ANCHORAGE Faced with a slate of political novices, U.S. Rep. Don Young easily secured a 15th term as Alaska's only member of the U.S. House of Representatives.
With nearly 80 percent of precincts reporting in Tuesday's general election, Young had more than 70 percent of the vote. Democratic rival Clifford Greene of Juneau had 17 percent.
Greene was followed by Alaska Green Party candidate Anna Young with 8 percent, Alaskan Independence Party candidate Jim Dore with 3 percent and Libertarian Party candidate Len Karpinski with 2 percent.
Greene did better in Juneau, winning about 25 percent of the vote. Don Young got 57 percent, Annna Young 12 percent, Dore 3 percent and Karpinksi 1.6 percent.
Greene ran on a platform that included national health care, affordable housing and a revision of the War Powers Act. He said he was disappointed and probably won't run again.
"I knew it would be a long shot but I thought I could gather momentum as the campaign went on," he said. "I think this is the end of the road for me in politics."
Winning by a wide margin is not unusual for Young. In 1998, he won with 63 percent of the vote against Democratic rival state Sen. Jim Duncan of Juneau. Two years before that, Young got nearly 60 percent of the vote against the Democratic challenger, state Sen. Georgianna Lincoln of Rampart.
"Frankly, I'm not surprised but I'm very pleased and I'm very happy," Young said after learning of his victory.
Steve Hansen, a Young spokesman, said this election shows that Alaskans remember what Young has done for them and believe he will continue to deliver in the future.
"It is always good when you get a very solid majority of the vote especially when you have a diverse party of candidates," Hansen said. "He is ratified by this strong support."
Young, 67, received nearly three times as many votes in the primary as his Democratic opponent, a 46-year-old unemployed paralegal who lived in Ketchikan at the time.
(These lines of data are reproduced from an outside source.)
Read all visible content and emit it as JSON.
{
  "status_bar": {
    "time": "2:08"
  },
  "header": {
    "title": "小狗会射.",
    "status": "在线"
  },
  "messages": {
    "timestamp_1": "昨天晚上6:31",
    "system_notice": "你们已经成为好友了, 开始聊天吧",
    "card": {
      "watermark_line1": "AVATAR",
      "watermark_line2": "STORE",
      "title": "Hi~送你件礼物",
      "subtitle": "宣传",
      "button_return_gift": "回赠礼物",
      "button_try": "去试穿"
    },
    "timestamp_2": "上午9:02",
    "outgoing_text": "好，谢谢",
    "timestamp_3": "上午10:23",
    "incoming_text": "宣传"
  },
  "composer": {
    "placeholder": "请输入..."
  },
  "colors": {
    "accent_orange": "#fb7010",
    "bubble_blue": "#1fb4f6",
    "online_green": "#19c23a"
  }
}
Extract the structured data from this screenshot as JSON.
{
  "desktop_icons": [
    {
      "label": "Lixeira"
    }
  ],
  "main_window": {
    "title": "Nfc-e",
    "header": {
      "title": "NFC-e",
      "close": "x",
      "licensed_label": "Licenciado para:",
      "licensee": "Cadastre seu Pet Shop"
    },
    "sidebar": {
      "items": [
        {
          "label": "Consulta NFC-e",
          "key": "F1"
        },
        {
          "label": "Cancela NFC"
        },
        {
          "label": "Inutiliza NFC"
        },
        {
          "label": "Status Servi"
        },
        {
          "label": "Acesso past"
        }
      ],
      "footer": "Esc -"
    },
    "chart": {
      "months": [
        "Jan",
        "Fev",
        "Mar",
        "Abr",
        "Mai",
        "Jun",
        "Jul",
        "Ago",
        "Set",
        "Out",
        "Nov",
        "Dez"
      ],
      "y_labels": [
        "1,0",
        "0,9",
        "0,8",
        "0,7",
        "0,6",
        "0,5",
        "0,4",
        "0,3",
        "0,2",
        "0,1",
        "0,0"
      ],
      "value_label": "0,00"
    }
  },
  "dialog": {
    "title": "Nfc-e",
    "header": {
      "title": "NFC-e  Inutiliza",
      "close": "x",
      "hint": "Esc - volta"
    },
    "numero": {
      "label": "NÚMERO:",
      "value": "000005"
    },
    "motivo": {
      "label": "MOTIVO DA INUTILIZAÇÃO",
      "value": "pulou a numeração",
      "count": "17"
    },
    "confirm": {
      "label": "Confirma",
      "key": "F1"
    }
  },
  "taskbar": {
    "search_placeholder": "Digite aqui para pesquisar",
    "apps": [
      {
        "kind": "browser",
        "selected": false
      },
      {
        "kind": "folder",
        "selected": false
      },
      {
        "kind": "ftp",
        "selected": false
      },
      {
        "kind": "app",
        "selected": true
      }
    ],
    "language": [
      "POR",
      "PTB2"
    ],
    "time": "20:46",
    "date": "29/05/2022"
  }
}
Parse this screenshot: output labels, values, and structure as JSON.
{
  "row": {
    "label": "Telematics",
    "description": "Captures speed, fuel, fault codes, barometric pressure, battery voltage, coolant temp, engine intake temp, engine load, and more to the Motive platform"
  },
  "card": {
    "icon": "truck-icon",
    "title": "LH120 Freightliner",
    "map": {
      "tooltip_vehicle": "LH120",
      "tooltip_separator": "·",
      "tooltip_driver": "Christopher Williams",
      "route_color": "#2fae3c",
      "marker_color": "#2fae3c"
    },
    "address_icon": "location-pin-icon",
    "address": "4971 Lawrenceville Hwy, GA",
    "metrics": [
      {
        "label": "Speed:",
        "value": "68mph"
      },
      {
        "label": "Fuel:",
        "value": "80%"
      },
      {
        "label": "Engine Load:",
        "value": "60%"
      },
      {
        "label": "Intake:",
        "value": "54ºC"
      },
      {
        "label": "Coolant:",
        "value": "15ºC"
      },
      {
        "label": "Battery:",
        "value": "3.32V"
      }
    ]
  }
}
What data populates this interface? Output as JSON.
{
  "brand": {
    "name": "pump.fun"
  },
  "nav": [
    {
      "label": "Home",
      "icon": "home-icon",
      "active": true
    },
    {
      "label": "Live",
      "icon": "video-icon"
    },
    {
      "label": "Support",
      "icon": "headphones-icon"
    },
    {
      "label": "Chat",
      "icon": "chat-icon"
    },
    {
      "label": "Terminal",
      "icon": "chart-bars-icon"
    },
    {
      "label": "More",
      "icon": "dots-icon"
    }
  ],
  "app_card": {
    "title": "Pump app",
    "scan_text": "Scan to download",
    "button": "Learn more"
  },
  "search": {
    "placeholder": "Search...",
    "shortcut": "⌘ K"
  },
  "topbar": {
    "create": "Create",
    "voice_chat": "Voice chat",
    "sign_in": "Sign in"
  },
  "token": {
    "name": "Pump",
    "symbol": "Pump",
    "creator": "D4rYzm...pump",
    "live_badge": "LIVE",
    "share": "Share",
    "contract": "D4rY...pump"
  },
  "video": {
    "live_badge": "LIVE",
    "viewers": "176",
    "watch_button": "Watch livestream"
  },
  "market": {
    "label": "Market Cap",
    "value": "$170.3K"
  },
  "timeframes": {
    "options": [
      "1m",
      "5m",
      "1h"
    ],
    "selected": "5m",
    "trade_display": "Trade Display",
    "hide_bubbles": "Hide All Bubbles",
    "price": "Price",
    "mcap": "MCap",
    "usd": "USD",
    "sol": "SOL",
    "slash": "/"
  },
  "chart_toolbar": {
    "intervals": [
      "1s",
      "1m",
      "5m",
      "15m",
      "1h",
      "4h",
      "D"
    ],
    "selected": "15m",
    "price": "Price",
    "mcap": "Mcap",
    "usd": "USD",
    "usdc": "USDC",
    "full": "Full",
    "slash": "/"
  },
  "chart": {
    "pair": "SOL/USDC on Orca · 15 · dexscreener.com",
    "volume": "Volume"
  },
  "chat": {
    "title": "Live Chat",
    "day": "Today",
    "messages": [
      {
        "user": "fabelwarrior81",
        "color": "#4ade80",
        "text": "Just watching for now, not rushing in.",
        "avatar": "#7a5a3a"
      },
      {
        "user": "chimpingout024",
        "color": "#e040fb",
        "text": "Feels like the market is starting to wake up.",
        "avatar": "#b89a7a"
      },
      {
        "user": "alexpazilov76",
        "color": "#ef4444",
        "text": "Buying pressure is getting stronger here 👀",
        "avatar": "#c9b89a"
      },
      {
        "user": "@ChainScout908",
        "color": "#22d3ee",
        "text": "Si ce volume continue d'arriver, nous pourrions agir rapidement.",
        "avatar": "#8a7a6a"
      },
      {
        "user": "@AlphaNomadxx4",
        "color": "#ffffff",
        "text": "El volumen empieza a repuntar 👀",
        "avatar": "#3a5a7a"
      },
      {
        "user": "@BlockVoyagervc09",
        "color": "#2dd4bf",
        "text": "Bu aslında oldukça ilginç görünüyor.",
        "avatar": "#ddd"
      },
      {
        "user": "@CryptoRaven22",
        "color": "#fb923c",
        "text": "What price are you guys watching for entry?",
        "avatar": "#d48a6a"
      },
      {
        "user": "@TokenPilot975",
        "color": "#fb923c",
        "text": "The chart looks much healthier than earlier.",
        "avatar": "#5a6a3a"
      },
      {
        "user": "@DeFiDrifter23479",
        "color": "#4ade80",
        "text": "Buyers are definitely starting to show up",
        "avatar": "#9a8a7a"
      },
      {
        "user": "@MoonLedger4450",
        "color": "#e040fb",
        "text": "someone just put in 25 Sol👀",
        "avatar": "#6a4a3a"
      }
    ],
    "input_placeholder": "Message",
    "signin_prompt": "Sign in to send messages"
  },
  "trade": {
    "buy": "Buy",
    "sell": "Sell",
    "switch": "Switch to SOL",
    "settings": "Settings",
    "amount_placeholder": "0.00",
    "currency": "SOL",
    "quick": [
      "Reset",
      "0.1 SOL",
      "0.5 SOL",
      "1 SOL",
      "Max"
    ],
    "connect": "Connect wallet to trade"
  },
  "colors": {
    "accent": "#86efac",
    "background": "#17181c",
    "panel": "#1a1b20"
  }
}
Green, who never has held elective office, received 33 percent of the vote in August's open primary, which didn't include Republican candidates.
With Republicans maintaining control of the U.S. House, Young's prospects of heading its Committee on Transportation and Infrastructure looked good.
"They know I'm a good chairman," he said.
Young, the 16th highest ranking member of the House, is stepping down as chairman of the House Resources Committee.
Greene received no money from the state Democratic Party and spent a few hundred dollars on his campaign. Young had about $1 million at his disposal.